> **THE TASK**
Scan the material below for every line with the string "labore", and copy those lines.

━━━━━ DATA FOR PROCESSING ━━━━━

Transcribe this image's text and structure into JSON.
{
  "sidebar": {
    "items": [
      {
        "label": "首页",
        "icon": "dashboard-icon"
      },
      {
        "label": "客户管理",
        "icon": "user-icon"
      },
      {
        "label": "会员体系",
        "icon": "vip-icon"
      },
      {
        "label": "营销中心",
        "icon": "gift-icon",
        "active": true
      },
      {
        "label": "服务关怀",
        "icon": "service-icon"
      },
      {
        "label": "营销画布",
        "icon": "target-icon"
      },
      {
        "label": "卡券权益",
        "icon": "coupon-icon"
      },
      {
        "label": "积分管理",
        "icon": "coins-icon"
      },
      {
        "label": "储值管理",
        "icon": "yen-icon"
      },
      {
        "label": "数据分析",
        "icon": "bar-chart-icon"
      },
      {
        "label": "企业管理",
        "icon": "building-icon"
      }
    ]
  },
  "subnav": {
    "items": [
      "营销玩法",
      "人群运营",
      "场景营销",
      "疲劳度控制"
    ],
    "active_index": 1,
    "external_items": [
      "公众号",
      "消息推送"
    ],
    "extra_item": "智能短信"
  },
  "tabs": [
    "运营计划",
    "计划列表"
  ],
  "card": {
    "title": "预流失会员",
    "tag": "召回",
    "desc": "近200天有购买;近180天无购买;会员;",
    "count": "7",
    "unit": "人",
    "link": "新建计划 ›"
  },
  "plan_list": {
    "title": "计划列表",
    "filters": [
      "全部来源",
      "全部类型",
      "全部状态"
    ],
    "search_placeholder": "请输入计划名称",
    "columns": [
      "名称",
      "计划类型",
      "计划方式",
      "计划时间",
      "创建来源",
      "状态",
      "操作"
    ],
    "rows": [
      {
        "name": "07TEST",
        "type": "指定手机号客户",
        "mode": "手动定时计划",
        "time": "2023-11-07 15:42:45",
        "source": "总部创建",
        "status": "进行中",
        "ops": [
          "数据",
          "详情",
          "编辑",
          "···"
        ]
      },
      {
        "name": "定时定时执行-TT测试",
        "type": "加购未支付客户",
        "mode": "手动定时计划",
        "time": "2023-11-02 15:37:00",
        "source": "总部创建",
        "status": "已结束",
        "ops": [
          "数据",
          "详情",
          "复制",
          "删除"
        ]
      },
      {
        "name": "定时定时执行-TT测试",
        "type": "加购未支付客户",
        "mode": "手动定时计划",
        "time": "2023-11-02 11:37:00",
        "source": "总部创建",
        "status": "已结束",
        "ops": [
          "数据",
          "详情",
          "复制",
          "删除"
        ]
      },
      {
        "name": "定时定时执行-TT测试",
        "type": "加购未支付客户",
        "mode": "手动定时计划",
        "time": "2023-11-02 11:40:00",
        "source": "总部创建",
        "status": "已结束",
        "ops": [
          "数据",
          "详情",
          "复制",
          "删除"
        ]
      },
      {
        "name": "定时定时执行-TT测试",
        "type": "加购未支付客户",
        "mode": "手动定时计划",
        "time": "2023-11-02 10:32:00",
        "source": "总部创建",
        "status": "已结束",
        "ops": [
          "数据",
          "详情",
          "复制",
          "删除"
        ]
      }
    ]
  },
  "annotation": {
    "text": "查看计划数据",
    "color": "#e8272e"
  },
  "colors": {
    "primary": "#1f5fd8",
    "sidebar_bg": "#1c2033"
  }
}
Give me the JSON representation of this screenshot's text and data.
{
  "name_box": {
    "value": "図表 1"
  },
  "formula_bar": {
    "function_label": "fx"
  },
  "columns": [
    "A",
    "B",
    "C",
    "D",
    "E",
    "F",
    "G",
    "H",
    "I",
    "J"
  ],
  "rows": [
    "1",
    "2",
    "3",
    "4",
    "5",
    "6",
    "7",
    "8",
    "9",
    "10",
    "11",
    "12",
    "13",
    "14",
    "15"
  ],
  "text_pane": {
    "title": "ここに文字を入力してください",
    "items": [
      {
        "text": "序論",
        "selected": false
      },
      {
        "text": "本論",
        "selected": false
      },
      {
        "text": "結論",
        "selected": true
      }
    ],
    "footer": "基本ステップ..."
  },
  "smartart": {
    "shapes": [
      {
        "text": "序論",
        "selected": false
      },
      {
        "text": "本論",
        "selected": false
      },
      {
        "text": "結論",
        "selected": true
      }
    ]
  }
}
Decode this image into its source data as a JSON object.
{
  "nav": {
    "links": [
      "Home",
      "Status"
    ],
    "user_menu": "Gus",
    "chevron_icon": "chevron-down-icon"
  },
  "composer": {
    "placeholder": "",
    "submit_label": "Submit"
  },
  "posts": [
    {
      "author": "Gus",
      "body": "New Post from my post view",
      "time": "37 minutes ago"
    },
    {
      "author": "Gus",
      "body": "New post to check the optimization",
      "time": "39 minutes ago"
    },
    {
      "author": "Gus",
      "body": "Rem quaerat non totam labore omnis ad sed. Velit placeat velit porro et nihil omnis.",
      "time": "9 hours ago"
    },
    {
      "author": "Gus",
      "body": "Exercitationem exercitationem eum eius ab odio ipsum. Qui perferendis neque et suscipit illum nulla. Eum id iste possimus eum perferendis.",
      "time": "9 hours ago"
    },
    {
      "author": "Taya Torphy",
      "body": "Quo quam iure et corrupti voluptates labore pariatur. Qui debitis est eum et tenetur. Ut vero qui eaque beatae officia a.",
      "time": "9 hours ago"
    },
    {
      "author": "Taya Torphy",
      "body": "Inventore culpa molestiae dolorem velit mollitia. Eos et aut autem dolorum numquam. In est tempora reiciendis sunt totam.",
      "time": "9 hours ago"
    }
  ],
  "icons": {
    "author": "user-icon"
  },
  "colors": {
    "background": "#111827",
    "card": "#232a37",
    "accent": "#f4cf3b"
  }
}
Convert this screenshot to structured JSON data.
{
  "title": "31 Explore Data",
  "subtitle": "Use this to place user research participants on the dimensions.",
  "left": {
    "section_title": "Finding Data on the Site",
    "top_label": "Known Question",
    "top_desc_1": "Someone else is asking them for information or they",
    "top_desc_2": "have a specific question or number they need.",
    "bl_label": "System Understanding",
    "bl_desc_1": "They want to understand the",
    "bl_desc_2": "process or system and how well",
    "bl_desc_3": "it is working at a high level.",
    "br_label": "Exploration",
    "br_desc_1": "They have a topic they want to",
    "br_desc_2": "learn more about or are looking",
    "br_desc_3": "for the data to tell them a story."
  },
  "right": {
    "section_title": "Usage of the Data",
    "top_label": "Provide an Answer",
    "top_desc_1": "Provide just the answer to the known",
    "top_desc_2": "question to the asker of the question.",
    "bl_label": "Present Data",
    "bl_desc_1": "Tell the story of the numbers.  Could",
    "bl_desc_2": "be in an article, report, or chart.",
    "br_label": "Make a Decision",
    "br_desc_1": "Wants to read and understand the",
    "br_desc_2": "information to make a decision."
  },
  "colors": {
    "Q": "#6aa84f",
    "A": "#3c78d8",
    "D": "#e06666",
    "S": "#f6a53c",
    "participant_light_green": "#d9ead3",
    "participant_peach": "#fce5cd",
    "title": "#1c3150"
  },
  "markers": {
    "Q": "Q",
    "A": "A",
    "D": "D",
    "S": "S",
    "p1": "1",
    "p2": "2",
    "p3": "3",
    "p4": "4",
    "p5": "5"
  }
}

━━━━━

> **RESULT FOR THIS TASK**
      "body": "Rem quaerat non totam labore omnis ad sed. Velit placeat velit porro et nihil omnis.",
      "body": "Quo quam iure et corrupti voluptates labore pariatur. Qui debitis est eum et tenetur. Ut vero qui eaque beatae officia a.",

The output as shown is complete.